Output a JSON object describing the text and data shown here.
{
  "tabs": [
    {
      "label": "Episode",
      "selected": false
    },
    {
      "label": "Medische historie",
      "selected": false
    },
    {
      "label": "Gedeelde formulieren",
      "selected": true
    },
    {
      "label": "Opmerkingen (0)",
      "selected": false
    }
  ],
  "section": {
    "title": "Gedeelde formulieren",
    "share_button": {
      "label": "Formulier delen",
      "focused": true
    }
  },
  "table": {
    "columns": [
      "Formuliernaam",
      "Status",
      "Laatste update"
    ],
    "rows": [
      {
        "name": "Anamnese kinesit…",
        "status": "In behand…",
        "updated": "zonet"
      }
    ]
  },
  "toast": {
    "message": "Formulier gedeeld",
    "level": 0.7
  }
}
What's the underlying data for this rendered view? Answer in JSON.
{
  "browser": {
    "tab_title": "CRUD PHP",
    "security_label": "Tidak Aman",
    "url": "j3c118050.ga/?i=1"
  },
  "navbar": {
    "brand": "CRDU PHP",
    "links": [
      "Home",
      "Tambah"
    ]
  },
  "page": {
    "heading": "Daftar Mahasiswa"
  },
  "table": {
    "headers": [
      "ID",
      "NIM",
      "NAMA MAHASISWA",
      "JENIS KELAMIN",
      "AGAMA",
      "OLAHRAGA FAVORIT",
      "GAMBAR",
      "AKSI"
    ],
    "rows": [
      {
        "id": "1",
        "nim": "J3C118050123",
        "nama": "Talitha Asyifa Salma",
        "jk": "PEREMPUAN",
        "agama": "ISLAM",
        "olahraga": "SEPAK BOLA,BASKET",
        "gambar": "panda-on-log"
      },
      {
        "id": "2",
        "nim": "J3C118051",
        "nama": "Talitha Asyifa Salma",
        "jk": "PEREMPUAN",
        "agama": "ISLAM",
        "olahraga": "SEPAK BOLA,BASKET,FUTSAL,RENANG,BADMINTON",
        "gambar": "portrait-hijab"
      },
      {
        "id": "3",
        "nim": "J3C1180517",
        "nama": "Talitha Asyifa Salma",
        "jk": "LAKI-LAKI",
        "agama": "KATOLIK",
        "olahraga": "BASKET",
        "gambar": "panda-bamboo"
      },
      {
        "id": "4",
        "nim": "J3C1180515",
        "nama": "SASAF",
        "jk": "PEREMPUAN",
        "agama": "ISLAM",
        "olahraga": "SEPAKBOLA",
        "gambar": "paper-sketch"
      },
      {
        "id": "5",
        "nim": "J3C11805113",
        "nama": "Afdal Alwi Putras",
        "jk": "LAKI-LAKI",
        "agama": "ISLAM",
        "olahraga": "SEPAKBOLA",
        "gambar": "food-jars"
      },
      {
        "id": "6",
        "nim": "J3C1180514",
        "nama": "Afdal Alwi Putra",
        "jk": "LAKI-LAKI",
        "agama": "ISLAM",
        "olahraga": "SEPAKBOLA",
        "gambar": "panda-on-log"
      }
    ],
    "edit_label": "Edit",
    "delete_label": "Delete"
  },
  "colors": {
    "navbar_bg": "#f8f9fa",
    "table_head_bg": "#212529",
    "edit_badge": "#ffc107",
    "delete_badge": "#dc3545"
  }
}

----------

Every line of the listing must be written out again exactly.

■ Response below:
Output a JSON object describing the text and data shown here.
{
  "tabs": [
    {
      "label": "Episode",
      "selected": false
    },
    {
      "label": "Medische historie",
      "selected": false
    },
    {
      "label": "Gedeelde formulieren",
      "selected": true
    },
    {
      "label": "Opmerkingen (0)",
      "selected": false
    }
  ],
  "section": {
    "title": "Gedeelde formulieren",
    "share_button": {
      "label": "Formulier delen",
      "focused": true
    }
  },
  "table": {
    "columns": [
      "Formuliernaam",
      "Status",
      "Laatste update"
    ],
    "rows": [
      {
        "name": "Anamnese kinesit…",
        "status": "In behand…",
        "updated": "zonet"
      }
    ]
  },
  "toast": {
    "message": "Formulier gedeeld",
    "level": 0.7
  }
}
What's the underlying data for this rendered view? Answer in JSON.
{
  "browser": {
    "tab_title": "CRUD PHP",
    "security_label": "Tidak Aman",
    "url": "j3c118050.ga/?i=1"
  },
  "navbar": {
    "brand": "CRDU PHP",
    "links": [
      "Home",
      "Tambah"
    ]
  },
  "page": {
    "heading": "Daftar Mahasiswa"
  },
  "table": {
    "headers": [
      "ID",
      "NIM",
      "NAMA MAHASISWA",
      "JENIS KELAMIN",
      "AGAMA",
      "OLAHRAGA FAVORIT",
      "GAMBAR",
      "AKSI"
    ],
    "rows": [
      {
        "id": "1",
        "nim": "J3C118050123",
        "nama": "Talitha Asyifa Salma",
        "jk": "PEREMPUAN",
        "agama": "ISLAM",
        "olahraga": "SEPAK BOLA,BASKET",
        "gambar": "panda-on-log"
      },
      {
        "id": "2",
        "nim": "J3C118051",
        "nama": "Talitha Asyifa Salma",
        "jk": "PEREMPUAN",
        "agama": "ISLAM",
        "olahraga": "SEPAK BOLA,BASKET,FUTSAL,RENANG,BADMINTON",
        "gambar": "portrait-hijab"
      },
      {
        "id": "3",
        "nim": "J3C1180517",
        "nama": "Talitha Asyifa Salma",
        "jk": "LAKI-LAKI",
        "agama": "KATOLIK",
        "olahraga": "BASKET",
        "gambar": "panda-bamboo"
      },
      {
        "id": "4",
        "nim": "J3C1180515",
        "nama": "SASAF",
        "jk": "PEREMPUAN",
        "agama": "ISLAM",
        "olahraga": "SEPAKBOLA",
        "gambar": "paper-sketch"
      },
      {
        "id": "5",
        "nim": "J3C11805113",
        "nama": "Afdal Alwi Putras",
        "jk": "LAKI-LAKI",
        "agama": "ISLAM",
        "olahraga": "SEPAKBOLA",
        "gambar": "food-jars"
      },
      {
        "id": "6",
        "nim": "J3C1180514",
        "nama": "Afdal Alwi Putra",
        "jk": "LAKI-LAKI",
        "agama": "ISLAM",
        "olahraga": "SEPAKBOLA",
        "gambar": "panda-on-log"
      }
    ],
    "edit_label": "Edit",
    "delete_label": "Delete"
  },
  "colors": {
    "navbar_bg": "#f8f9fa",
    "table_head_bg": "#212529",
    "edit_badge": "#ffc107",
    "delete_badge": "#dc3545"
  }
}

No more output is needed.